The C.O.s were expected to work a nine-hour day at the USDB. Those who refused were taken to the “hole,” as solitary confinement was called in prison. Howard Moore related: It was a “cell nine by five feet, with a barred door, and usually a heavy wooden door in addition so that the only light came through small ventilation slits at top and bottom…. I had a cell without the wooden door, so at least I saw the light of day. There was no bed or blanket, nothing but a toilet at the back of the cell.” (Plowing My Own Furrow, p. 130) For refusing to work, Moore and other political prisoners were shackled to the bars of their cells in a standing position for nine hours a day, on a bread and water diet. One day Jane Addams of Hull-House (Chicago) and two other women visited the prison and talked with each of the thirty manacled C.O.s about conditions and their health. As a result they were given wooden pallets to lie on and one army blanket apiece. (Plowing My Own Furrow, p. 134) Later, the practice of manacling was made known to the Secretary of War, who abolished it for all prisoners. (Plowing My Own Furrow, p. 138-139)

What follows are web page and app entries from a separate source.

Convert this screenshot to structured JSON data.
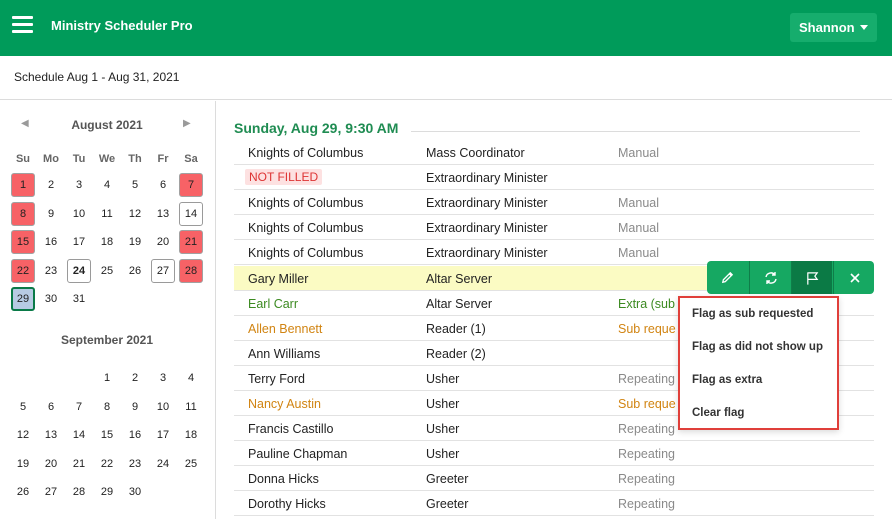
{
  "app": {
    "title": "Ministry Scheduler Pro",
    "user": "Shannon"
  },
  "subheader": {
    "title": "Schedule Aug 1 - Aug 31, 2021"
  },
  "calendar": {
    "prev_glyph": "◀",
    "next_glyph": "▶",
    "weekdays": [
      "Su",
      "Mo",
      "Tu",
      "We",
      "Th",
      "Fr",
      "Sa"
    ],
    "august": {
      "title": "August 2021",
      "days": [
        "1",
        "2",
        "3",
        "4",
        "5",
        "6",
        "7",
        "8",
        "9",
        "10",
        "11",
        "12",
        "13",
        "14",
        "15",
        "16",
        "17",
        "18",
        "19",
        "20",
        "21",
        "22",
        "23",
        "24",
        "25",
        "26",
        "27",
        "28",
        "29",
        "30",
        "31"
      ],
      "red_days": [
        "1",
        "7",
        "8",
        "15",
        "21",
        "22",
        "28"
      ],
      "outlined_days": [
        "14",
        "24",
        "27"
      ],
      "bold_days": [
        "24"
      ],
      "selected_day": "29"
    },
    "september": {
      "title": "September 2021",
      "days": [
        "1",
        "2",
        "3",
        "4",
        "5",
        "6",
        "7",
        "8",
        "9",
        "10",
        "11",
        "12",
        "13",
        "14",
        "15",
        "16",
        "17",
        "18",
        "19",
        "20",
        "21",
        "22",
        "23",
        "24",
        "25",
        "26",
        "27",
        "28",
        "29",
        "30"
      ]
    }
  },
  "schedule": {
    "heading": "Sunday, Aug 29, 9:30 AM",
    "rows": [
      {
        "name": "Knights of Columbus",
        "role": "Mass Coordinator",
        "status": "Manual"
      },
      {
        "name": "NOT FILLED",
        "role": "Extraordinary Minister",
        "status": ""
      },
      {
        "name": "Knights of Columbus",
        "role": "Extraordinary Minister",
        "status": "Manual"
      },
      {
        "name": "Knights of Columbus",
        "role": "Extraordinary Minister",
        "status": "Manual"
      },
      {
        "name": "Knights of Columbus",
        "role": "Extraordinary Minister",
        "status": "Manual"
      },
      {
        "name": "Gary Miller",
        "role": "Altar Server",
        "status": ""
      },
      {
        "name": "Earl Carr",
        "role": "Altar Server",
        "status": "Extra (sub"
      },
      {
        "name": "Allen Bennett",
        "role": "Reader (1)",
        "status": "Sub reque"
      },
      {
        "name": "Ann Williams",
        "role": "Reader (2)",
        "status": ""
      },
      {
        "name": "Terry Ford",
        "role": "Usher",
        "status": "Repeating"
      },
      {
        "name": "Nancy Austin",
        "role": "Usher",
        "status": "Sub reque"
      },
      {
        "name": "Francis Castillo",
        "role": "Usher",
        "status": "Repeating"
      },
      {
        "name": "Pauline Chapman",
        "role": "Usher",
        "status": "Repeating"
      },
      {
        "name": "Donna Hicks",
        "role": "Greeter",
        "status": "Repeating"
      },
      {
        "name": "Dorothy Hicks",
        "role": "Greeter",
        "status": "Repeating"
      }
    ]
  },
  "row_actions": {
    "icons": [
      "pencil-icon",
      "swap-icon",
      "flag-icon",
      "close-icon"
    ]
  },
  "flag_menu": {
    "items": [
      "Flag as sub requested",
      "Flag as did not show up",
      "Flag as extra",
      "Clear flag"
    ]
  },
  "colors": {
    "brand": "#009b5a",
    "heading": "#1f8c52",
    "unavailable_day": "#f76266",
    "highlight_row": "#fbfbc3",
    "menu_border": "#e03f3a"
  }
}
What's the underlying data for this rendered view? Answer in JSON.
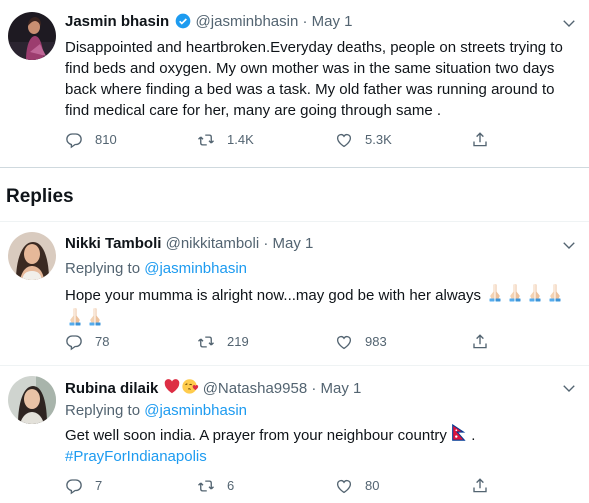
{
  "main_tweet": {
    "name": "Jasmin bhasin",
    "handle": "@jasminbhasin",
    "dot": "·",
    "date": "May 1",
    "text": "Disappointed and heartbroken.Everyday deaths, people on streets trying to find beds and oxygen. My own mother was in the same situation two days back where finding a bed was a task. My old father was running around to find medical care for her, many are going through same .",
    "replies": "810",
    "retweets": "1.4K",
    "likes": "5.3K"
  },
  "section": {
    "title": "Replies"
  },
  "replies": [
    {
      "name": "Nikki Tamboli",
      "handle": "@nikkitamboli",
      "dot": "·",
      "date": "May 1",
      "replying_label": "Replying to",
      "replying_handle": "@jasminbhasin",
      "text": "Hope your mumma is alright now...may god be with her always",
      "emoji_count": 6,
      "replies": "78",
      "retweets": "219",
      "likes": "983"
    },
    {
      "name": "Rubina dilaik",
      "handle": "@Natasha9958",
      "dot": "·",
      "date": "May 1",
      "replying_label": "Replying to",
      "replying_handle": "@jasminbhasin",
      "text": "Get well soon india. A prayer from your neighbour country",
      "text_end": " .",
      "hashtag": "#PrayForIndianapolis",
      "replies": "7",
      "retweets": "6",
      "likes": "80"
    }
  ],
  "colors": {
    "accent": "#1d9bf0",
    "secondary_text": "#536471",
    "heart": "#e0245e"
  },
  "icons": [
    "verified-badge-icon",
    "more-icon",
    "reply-icon",
    "retweet-icon",
    "like-icon",
    "share-icon",
    "praying-hands-emoji",
    "heart-emoji",
    "kiss-emoji",
    "nepal-flag-emoji"
  ]
}
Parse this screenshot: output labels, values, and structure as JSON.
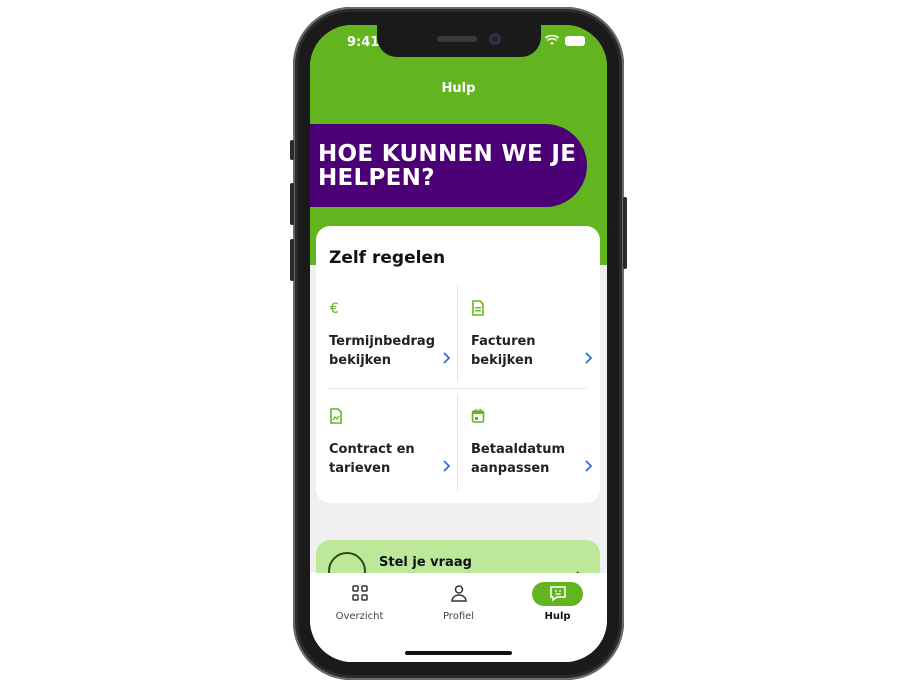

 Devere Allen(?) in The World Tomorrow (in 1918?) wrote: “Are These Men Cowards? So runs a common charge against the C.O.’s… One of these men, Howard Moore, while himself a prisoner has been awarded a Hero medal and $500 by the Carnegie Hero Fund Commission, for the gallant rescue of a woman at the risk of his own life. This man, whom the Carnegie Commission calls a hero, but who is a coward in the opinion of the Baltimore “Evening Sun,” is now confined to Fort Leavenworth in a solitary cell with his hands manacled high above his head for nine hours a day. He sleeps on a cement floor between foul blankets, is forbidden to read write or talk, is fed on bread and water-and all this for the sake of loyalty to conviction.”

 After being in solitary confinement, these absolutist C.O.s were transferred to the post guardhouse, and later to barracks inside a stockade where they could have books and writing material. They were allowed to exercise in the open air, and the food was decent.

Many of the religious objectors, particularly those who had agreed to work while in prison, were released shortly after Christmas 1918. Those still imprisoned were mostly left alone until April 23, 1919, when guards turned garden hoses on the C.O.s and their cell/s until all were drenched. When this incident became known, the nearly 100 C.O.s were transferred to the sixth-wing basement of the prison, which they had all to themselves. This lasted until June ___, 1919 when 150 or so or the remaining C.O.s were sent to the Fort Douglas military prison.

Life in American Military Prisons